Working on a farm as a teenager was one of the best and most memorable summer jobs I ever had. For three summers, I woke up early each morning and drove about thirty minutes out of the city to get to work. The farm produced mostly crops but also had a herd of sheep. The couple who owned it were family friends and graciously agreed to take me – a skinny, awkward, A/V nerd with no farming experience – on as a farm hand.
My summers on the farm consisted mostly of mundane tasks like feeding sheep (not the brightest animals), painting never-ending field fences and spraying weeds – except during hay time. Then, I became a master wagon stacker. I’d ride at the front of a flat wagon which was hitched behind the bailer which in turn was pulled by the tractor. Square bails of hay would squeeze down the chute towards me and I’d swing a big metal hook (picture something that could have been a pirate’s hook, except painted red and with a handle) to spear the incoming bail and haul it onto the wagon. Then, I’d fight the swaying wagon for three or four steps to carry the bail to the back of the wagon and heave it carefully where it belonged. Up and down the rows we'd go, clanking under the hot sun, until the wagon was full.
Stacking a hay wagon with square bails requires more thought and planning than you might first think. Without a strong foundation, the stack will become unstable once you get five or six rows high. The first layer of bails is the easiest to lay, but also the most important to get right. Each layer must become progressively tighter so that the stack narrows as it goes up. To accomplish this, the first layer needs to have a bit of space between each bail – a couple of inches at most. Each layer also alternates the bail direction, to provide extra stability. I describe all this to make the point that each bail has a precise place that it needs to end up, and you can’t go back and change bails once they’re in place. Kind of like a giant game of Tetris or Jenga, but worth quite a bit more money and not something you want to end up falling all over the road. If a picture is more your style, try this.
The physics of hay aside, anyone who’s ever worked bailing hay knows that it’s hot, itchy, physical and high-pressure work. It’s really not all that much fun to be honest. Hay rashes are most of the reason. The fact that bails weigh forty pounds is the rest of it. It’s even less fun when you get behind and the bails start piling up at the front of the wagon under the bailer chute. You end up rushing to try and catch up and more often than not, misplacing a bunch of bails. This leads to a poorly stacked wagon and inevitably, the need to stop and re-stack (and probably endure some cursing from the tractor's driver). The best and most useful advice I was given to avoid falling behind was to always “move quickly, but never rush.”

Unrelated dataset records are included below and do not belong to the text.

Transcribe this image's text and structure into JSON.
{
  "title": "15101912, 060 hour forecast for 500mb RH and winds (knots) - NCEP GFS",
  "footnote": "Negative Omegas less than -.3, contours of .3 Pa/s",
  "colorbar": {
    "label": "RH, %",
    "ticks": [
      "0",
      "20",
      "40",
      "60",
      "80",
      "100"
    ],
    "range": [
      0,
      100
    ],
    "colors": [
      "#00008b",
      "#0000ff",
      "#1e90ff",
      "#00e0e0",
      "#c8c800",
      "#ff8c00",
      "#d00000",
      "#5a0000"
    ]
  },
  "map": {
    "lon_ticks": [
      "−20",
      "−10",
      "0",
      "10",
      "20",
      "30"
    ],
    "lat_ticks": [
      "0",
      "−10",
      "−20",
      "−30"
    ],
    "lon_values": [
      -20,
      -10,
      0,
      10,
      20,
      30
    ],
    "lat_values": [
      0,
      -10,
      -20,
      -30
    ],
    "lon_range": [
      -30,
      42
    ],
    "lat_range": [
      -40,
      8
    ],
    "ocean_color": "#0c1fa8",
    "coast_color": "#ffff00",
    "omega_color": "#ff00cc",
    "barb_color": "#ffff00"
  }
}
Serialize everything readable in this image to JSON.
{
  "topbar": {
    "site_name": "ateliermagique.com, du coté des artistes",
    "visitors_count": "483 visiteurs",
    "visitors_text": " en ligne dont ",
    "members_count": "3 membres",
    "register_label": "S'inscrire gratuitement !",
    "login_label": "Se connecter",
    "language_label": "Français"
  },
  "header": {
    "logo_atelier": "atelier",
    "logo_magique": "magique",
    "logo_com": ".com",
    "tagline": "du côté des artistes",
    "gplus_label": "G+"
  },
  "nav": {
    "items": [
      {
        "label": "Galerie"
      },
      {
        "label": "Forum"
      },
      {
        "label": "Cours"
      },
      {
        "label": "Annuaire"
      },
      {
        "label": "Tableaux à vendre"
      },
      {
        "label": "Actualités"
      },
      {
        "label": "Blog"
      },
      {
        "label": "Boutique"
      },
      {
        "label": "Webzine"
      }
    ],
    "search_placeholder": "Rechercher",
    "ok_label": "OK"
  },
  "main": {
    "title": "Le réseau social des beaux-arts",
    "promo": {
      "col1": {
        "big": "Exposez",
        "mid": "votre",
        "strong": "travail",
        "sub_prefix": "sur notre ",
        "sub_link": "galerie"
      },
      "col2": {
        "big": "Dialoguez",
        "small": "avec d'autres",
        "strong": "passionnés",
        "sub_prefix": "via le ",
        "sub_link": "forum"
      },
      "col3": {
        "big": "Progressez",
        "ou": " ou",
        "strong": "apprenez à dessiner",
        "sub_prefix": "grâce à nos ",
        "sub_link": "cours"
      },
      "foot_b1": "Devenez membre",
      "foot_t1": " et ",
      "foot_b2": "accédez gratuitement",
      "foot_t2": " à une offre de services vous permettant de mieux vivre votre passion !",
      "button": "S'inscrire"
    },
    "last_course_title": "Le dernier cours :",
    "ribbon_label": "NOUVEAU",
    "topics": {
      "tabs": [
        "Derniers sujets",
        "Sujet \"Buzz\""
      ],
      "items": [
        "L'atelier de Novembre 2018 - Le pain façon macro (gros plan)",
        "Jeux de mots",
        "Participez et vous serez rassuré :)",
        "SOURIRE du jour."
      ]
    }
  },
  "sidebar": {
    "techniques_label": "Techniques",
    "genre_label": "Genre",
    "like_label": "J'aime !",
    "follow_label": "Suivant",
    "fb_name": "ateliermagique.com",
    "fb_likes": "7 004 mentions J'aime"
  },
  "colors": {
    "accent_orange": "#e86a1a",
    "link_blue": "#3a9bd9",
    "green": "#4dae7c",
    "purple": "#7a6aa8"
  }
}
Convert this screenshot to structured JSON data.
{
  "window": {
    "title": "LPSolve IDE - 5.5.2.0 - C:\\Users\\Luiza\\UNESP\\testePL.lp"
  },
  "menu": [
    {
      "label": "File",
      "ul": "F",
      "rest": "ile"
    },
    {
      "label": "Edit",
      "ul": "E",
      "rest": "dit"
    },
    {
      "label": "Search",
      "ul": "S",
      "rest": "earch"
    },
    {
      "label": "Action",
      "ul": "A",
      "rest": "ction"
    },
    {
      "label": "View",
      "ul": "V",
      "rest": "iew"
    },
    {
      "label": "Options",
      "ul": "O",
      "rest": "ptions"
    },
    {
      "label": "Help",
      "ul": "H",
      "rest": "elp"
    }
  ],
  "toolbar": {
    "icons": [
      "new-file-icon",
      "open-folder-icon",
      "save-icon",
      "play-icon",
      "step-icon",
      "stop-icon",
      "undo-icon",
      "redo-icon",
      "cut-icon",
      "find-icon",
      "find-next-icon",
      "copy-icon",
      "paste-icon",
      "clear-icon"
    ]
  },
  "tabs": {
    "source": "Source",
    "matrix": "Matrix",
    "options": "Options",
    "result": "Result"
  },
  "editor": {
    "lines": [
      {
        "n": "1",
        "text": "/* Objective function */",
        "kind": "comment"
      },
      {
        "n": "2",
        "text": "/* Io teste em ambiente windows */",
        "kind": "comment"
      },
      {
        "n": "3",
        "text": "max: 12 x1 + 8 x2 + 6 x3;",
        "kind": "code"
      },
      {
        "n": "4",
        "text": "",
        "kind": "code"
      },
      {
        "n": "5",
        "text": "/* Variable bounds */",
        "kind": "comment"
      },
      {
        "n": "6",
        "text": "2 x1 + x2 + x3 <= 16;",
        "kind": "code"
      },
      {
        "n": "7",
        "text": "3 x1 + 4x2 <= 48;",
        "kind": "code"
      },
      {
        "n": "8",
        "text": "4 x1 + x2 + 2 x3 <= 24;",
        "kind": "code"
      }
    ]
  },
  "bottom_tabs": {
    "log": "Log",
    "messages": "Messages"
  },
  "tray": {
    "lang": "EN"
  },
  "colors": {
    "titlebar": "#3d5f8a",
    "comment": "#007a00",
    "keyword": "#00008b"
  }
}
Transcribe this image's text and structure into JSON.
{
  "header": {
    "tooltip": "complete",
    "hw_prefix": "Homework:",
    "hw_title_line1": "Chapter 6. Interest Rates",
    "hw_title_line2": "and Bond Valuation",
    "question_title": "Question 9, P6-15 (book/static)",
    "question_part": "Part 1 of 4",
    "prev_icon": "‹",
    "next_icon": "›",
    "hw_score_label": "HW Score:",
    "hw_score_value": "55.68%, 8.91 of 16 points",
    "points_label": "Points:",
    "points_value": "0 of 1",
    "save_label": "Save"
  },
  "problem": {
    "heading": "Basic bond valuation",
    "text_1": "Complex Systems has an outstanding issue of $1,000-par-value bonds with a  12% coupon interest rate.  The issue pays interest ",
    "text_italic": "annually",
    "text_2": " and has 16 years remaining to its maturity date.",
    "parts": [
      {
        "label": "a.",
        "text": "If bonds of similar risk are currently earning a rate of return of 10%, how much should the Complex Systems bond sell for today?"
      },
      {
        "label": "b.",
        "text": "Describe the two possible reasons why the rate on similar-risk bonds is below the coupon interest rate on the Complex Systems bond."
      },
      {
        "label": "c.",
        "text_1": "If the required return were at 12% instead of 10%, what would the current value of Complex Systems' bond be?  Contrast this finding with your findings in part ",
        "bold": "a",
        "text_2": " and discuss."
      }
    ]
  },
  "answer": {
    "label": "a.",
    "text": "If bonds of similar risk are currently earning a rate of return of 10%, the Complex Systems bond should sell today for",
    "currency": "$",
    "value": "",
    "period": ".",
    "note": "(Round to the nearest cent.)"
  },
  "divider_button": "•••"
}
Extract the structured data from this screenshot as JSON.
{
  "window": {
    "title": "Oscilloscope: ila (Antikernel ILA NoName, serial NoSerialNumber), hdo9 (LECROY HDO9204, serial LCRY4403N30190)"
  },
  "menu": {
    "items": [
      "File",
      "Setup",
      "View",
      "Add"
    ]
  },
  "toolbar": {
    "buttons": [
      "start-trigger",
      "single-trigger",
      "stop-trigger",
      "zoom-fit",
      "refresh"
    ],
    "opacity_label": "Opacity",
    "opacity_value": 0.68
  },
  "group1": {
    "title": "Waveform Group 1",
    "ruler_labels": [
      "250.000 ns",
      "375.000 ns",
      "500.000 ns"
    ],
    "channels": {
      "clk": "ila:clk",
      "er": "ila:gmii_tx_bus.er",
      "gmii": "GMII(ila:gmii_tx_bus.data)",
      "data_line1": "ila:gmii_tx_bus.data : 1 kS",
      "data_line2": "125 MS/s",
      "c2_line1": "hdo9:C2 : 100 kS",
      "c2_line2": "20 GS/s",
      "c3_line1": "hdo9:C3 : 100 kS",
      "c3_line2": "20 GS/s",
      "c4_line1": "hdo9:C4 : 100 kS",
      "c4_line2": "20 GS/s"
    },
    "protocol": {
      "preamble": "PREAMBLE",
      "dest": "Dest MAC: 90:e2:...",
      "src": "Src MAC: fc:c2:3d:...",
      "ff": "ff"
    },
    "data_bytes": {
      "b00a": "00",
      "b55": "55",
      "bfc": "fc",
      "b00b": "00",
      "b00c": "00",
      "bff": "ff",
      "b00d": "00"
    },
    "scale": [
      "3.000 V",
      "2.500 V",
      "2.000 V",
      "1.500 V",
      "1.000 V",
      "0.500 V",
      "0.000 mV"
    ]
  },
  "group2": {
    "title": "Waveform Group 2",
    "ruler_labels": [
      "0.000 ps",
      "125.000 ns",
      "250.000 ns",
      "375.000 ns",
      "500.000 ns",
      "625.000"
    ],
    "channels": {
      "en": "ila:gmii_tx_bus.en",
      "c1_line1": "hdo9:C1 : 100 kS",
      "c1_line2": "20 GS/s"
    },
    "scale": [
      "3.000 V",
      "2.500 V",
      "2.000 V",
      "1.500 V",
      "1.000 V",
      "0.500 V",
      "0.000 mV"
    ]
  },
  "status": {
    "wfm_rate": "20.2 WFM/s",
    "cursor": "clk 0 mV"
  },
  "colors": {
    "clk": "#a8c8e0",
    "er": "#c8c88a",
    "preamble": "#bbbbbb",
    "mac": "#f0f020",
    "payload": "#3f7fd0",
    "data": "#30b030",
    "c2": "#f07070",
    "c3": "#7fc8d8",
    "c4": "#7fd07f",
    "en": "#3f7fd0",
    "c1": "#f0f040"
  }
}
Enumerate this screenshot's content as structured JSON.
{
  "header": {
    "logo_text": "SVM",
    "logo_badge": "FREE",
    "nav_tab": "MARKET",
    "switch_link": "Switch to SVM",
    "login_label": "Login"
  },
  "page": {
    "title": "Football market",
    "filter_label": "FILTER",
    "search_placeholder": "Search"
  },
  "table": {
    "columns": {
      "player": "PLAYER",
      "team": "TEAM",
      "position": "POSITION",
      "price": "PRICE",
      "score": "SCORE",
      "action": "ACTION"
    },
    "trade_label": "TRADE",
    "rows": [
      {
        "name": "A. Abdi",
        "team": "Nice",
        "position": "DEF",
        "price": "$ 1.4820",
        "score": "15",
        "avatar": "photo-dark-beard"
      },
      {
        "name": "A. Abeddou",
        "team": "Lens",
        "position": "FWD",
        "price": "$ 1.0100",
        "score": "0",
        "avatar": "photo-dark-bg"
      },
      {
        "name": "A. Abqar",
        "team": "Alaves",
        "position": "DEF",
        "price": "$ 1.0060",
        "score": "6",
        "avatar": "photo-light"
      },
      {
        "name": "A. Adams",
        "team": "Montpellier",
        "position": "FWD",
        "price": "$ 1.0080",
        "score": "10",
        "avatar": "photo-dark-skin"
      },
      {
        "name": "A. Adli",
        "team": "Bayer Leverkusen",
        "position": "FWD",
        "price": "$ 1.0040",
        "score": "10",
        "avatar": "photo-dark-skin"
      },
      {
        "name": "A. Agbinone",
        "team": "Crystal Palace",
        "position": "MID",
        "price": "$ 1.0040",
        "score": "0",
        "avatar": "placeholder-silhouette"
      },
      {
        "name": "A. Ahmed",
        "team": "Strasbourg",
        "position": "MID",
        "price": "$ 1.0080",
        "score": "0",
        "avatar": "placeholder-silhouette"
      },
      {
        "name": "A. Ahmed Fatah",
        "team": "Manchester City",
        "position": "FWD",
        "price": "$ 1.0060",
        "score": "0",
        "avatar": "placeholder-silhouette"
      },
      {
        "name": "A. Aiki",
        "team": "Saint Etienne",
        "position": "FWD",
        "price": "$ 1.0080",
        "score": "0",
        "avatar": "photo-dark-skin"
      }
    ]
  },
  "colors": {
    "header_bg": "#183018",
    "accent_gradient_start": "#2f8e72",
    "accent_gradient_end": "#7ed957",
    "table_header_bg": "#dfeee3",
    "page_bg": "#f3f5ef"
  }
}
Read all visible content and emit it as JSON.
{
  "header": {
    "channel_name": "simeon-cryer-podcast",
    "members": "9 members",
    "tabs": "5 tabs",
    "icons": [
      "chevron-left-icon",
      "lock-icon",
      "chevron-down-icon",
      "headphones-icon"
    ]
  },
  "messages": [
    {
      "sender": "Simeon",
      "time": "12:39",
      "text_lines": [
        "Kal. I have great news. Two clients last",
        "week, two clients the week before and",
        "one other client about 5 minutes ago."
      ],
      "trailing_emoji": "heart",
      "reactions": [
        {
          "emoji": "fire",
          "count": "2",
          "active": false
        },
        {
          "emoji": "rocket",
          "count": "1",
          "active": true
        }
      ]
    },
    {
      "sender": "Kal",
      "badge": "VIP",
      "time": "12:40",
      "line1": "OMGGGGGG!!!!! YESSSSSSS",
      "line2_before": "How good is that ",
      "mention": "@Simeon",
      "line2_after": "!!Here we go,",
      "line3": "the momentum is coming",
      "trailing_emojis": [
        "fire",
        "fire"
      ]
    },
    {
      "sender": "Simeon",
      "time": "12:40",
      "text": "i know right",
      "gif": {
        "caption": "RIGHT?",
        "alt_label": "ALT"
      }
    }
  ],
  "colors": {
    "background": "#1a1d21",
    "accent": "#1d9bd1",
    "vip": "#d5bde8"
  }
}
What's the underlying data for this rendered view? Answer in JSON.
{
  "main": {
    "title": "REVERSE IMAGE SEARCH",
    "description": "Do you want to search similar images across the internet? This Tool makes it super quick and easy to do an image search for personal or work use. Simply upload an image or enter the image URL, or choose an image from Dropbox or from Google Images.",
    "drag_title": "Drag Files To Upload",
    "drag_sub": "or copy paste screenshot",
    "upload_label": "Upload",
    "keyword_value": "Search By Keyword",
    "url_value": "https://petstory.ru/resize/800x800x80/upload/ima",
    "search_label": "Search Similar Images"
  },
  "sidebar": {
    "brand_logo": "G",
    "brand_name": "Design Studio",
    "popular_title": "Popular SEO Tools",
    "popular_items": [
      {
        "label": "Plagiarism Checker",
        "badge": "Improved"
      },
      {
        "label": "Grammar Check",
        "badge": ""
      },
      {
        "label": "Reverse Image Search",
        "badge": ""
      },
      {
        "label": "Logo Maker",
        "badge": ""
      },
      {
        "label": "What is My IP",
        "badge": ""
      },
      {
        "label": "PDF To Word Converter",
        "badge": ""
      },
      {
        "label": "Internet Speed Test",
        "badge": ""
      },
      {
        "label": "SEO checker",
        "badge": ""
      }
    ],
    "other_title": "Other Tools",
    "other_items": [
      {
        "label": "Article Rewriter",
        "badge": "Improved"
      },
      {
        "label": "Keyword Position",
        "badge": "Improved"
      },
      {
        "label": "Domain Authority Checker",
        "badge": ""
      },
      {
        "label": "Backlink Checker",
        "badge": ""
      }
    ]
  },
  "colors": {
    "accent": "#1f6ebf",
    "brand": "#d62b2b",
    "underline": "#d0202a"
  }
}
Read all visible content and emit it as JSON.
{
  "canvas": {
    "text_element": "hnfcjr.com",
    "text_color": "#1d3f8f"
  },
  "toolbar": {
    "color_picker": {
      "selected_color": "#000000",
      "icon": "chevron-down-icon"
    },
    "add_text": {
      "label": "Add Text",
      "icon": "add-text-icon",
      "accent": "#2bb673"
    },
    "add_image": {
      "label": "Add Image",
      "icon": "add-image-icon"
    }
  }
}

That piece of advice is as close to universal as any I’ve ever been given. All at once, it acknowledges the importance of planning, focus and clean execution while reminding us that the precipice of error is never far for those who rush. Put another way, only move as quickly as your plan and capabilities allows. I can’t begin to count how many times I’ve applied it to something in my life entirely unrelated to stacking hay. Also, I haven’t done any hay stacking since those summers on the farm.
Reflecting on my farming experiences fifteen years out, I realize just how much I learned during those summers. I learned about hard work, the price of slacking, getting through tough tasks and the divine pleasure of a cold freezie (or even better, a cold beer. Don’t tell my Mom) after a day of hot, hard work. Summer jobs end up teaching us a lot more about ourselves than we might realize at first. It’s only with the context and experience that comes with time that we’re able to apply – or even recognize – those lessons.
Even with so many lessons from the farm and other summer jobs, I still come back to “move quickly, but never rush”. It continues to serve me well.
Thanks Rob and Gwen for trusting and teaching me.